To be perfectly clear, we do not expect any of our Immokalee partner gardeners to be able to completely feed themselves from containers and small patches. What we anticipate is improved accessed to supplemental nutrition as well as food pride and generosity.
We not only celebrate the pride of gardening accomplishment but also pride in one’s own food culture. We hope to connect the dots between growing ethnic garden crops and applying related cooking skills towards promoting healthy heritage foods for improved community-wide nutrition.
For example, with technical information from two other local nonprofits (Miracles in Action and ECHO), Lupita Vazquez, the Cultivate Abundance Community Garden and Outreach Specialist, is promoting chaya – an easy-to-grow perennial vegetable that originates in the Yucatan of Mexico – to boost the nutritional value of tortillas, gorditas and other dishes.
Regarding generosity, we are often blessed with food delights – including tamales, salsa and queso - shared from the kitchens of our Immokalee neighbors.
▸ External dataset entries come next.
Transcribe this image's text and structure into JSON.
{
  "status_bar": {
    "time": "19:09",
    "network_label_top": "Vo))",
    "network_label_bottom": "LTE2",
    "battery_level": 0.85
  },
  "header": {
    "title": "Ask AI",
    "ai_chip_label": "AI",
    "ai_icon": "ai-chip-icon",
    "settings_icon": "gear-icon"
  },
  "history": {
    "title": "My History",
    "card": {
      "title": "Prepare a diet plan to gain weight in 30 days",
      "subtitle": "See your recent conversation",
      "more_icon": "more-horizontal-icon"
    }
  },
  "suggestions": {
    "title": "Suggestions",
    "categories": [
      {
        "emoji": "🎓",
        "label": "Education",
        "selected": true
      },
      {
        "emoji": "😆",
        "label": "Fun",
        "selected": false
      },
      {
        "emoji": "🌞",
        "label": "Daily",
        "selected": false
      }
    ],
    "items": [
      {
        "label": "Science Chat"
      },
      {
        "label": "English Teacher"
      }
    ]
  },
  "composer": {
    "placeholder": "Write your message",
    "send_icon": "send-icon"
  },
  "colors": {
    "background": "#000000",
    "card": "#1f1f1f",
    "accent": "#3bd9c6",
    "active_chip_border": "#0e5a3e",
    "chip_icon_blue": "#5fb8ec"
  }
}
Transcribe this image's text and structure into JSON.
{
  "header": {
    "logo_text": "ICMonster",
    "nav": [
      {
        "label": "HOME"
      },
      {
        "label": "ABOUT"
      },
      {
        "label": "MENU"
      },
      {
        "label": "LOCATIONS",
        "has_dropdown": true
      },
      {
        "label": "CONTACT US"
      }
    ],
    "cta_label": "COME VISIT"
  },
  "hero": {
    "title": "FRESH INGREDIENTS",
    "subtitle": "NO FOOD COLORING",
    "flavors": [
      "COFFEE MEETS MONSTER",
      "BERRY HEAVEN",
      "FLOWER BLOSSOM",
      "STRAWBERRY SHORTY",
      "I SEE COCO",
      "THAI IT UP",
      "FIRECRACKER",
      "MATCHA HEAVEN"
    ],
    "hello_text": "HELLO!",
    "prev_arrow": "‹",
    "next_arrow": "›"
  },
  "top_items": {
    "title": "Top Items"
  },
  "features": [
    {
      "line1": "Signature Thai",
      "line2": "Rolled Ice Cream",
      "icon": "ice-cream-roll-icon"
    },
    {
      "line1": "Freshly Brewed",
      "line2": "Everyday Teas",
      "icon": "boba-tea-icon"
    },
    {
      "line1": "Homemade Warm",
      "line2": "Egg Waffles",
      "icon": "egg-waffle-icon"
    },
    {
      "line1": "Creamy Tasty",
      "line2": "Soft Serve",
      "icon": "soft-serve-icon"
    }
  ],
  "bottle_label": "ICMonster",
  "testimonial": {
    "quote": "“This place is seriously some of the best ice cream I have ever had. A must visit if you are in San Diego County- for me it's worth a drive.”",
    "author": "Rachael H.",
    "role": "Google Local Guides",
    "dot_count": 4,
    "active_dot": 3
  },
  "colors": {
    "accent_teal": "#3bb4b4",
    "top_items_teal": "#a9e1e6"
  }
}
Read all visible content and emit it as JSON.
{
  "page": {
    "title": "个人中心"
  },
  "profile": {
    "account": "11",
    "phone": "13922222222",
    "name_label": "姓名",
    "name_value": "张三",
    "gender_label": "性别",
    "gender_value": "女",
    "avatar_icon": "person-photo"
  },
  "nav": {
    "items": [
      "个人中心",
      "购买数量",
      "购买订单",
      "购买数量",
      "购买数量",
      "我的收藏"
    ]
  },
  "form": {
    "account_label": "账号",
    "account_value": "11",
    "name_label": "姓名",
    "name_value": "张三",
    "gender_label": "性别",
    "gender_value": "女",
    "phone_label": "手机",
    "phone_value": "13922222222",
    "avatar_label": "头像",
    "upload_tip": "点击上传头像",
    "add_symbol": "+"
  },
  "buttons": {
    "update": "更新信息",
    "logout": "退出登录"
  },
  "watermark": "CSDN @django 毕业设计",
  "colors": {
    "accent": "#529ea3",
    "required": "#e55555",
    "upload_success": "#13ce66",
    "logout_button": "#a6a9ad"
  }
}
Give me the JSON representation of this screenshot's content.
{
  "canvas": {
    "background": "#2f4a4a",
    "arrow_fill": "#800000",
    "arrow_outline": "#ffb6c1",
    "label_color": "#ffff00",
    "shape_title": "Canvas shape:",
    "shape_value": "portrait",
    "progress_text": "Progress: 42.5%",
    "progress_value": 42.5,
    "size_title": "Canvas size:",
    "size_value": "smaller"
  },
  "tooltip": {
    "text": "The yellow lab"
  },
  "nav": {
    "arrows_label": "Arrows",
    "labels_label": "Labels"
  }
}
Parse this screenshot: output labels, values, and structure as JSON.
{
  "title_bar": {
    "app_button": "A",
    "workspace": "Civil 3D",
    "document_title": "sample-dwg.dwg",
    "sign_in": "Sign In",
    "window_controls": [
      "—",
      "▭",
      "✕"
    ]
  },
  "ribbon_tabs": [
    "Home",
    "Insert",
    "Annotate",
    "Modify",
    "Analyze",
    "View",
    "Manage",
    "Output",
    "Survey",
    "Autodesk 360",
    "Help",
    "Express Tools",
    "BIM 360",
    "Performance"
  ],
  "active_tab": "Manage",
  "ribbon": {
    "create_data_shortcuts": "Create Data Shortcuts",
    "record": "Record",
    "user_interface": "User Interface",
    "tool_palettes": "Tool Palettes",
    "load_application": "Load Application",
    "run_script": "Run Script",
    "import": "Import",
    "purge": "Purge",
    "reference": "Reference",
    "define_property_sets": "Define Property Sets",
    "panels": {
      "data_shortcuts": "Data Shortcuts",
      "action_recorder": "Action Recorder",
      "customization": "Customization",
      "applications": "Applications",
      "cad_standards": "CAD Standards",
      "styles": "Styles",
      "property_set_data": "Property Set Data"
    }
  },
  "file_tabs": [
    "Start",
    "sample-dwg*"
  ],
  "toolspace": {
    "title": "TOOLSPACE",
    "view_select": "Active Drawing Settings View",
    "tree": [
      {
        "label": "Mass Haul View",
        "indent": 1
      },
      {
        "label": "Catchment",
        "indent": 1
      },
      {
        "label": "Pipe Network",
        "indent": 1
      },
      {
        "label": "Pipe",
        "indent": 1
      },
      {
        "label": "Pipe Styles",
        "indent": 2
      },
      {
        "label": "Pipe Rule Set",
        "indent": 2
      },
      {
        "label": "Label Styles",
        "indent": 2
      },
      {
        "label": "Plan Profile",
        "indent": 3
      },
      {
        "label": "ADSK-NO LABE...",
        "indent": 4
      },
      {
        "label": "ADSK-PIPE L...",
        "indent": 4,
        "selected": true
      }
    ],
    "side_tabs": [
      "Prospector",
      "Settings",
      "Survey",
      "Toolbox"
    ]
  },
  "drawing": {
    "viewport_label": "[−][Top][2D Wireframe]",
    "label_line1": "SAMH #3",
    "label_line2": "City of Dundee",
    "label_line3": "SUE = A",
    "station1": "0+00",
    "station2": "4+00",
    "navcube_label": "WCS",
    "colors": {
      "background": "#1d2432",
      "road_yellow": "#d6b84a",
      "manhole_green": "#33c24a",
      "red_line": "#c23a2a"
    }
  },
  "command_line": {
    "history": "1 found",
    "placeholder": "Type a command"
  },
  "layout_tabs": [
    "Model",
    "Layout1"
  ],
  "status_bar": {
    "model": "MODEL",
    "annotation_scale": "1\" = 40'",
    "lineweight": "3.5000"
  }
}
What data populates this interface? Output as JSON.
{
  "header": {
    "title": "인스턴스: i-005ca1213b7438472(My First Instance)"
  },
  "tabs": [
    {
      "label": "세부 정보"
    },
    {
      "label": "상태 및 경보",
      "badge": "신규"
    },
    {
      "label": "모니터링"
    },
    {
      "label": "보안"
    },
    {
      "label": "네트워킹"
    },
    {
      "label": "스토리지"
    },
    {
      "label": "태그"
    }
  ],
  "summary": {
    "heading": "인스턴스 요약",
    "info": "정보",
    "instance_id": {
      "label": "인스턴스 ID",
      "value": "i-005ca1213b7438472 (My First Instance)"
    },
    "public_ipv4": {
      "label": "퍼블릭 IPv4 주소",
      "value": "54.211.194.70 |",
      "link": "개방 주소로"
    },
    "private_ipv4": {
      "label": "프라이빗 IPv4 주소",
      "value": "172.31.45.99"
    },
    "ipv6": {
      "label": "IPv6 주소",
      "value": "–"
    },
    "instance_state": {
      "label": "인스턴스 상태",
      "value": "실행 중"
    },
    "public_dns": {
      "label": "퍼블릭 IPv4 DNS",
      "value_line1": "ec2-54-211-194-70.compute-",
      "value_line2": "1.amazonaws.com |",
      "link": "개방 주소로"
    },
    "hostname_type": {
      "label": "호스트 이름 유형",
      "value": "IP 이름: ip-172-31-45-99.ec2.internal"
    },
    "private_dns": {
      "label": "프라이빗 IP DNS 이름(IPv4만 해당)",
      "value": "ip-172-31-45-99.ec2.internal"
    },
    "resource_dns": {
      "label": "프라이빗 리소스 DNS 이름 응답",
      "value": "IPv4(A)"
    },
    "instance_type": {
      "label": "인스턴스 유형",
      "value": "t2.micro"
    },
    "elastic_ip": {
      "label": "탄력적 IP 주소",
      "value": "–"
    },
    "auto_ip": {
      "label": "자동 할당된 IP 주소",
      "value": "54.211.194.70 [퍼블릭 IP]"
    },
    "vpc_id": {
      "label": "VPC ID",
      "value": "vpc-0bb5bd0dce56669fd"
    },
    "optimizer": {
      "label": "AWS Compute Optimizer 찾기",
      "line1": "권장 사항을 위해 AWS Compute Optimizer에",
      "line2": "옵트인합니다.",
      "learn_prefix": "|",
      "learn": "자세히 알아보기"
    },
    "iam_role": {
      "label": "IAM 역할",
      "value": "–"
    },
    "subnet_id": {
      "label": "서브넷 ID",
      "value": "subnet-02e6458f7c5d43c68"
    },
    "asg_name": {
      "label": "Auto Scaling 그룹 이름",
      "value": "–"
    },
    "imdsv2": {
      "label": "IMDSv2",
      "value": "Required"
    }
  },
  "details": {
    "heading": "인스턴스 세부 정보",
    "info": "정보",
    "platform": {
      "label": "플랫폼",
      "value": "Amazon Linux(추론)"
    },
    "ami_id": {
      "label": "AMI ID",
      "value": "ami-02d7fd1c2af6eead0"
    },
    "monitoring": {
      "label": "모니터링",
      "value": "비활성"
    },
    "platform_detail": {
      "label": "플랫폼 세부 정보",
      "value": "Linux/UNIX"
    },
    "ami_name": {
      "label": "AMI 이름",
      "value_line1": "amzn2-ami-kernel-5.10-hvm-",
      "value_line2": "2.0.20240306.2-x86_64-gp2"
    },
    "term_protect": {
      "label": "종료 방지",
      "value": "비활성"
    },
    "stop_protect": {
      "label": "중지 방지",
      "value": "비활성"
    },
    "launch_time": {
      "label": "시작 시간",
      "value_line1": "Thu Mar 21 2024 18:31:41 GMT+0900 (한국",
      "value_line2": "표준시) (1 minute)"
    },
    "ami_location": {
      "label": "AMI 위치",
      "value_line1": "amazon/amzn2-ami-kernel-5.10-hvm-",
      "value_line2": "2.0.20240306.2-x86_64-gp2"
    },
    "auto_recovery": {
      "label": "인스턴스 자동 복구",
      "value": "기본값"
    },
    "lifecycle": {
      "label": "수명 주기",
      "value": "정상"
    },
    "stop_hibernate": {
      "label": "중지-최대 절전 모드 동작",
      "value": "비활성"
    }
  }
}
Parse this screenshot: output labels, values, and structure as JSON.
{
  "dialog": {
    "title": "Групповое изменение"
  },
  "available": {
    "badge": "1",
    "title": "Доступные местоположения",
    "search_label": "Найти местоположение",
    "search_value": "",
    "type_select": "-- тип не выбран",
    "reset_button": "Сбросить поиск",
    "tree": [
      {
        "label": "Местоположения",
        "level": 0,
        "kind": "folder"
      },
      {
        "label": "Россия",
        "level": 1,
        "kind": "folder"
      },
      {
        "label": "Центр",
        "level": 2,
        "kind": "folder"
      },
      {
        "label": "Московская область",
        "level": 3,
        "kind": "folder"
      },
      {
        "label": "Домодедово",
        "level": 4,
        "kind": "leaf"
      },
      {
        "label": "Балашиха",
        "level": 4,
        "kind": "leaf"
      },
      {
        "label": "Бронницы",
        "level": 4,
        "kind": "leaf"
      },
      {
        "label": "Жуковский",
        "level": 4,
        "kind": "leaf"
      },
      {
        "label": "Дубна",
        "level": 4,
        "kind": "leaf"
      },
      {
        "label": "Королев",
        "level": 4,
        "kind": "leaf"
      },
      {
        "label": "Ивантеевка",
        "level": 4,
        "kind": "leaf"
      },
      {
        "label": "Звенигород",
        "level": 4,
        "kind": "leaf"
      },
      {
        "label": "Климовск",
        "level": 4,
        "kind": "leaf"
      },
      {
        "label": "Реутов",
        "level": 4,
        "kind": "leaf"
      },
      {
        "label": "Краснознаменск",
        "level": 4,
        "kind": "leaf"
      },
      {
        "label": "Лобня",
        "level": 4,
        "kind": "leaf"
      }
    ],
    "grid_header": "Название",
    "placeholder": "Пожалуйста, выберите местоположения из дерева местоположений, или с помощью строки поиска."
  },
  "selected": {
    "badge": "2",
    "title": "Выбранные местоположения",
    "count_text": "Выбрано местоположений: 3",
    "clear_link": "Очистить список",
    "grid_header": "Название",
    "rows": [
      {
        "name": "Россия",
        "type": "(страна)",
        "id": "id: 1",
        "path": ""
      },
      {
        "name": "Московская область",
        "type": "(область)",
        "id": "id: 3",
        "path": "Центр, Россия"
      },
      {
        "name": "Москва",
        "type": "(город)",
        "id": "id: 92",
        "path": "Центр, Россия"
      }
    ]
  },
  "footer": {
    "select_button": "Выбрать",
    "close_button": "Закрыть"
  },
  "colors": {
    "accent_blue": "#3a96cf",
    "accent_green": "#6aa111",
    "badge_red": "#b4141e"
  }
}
We trust that such community-wide generosity will ignite a growing network of those willing to share garden and kitchen skills as well as produce and nutritious meals.
Ultimately, it’s not all about teaching folks how to “fish”.
Instead, it’s an invitation to live into the Biblical story of the loaves and fishes by nurturing the spirit of those who are willing and able to share whatever they might have, and trusting God to create the abundance.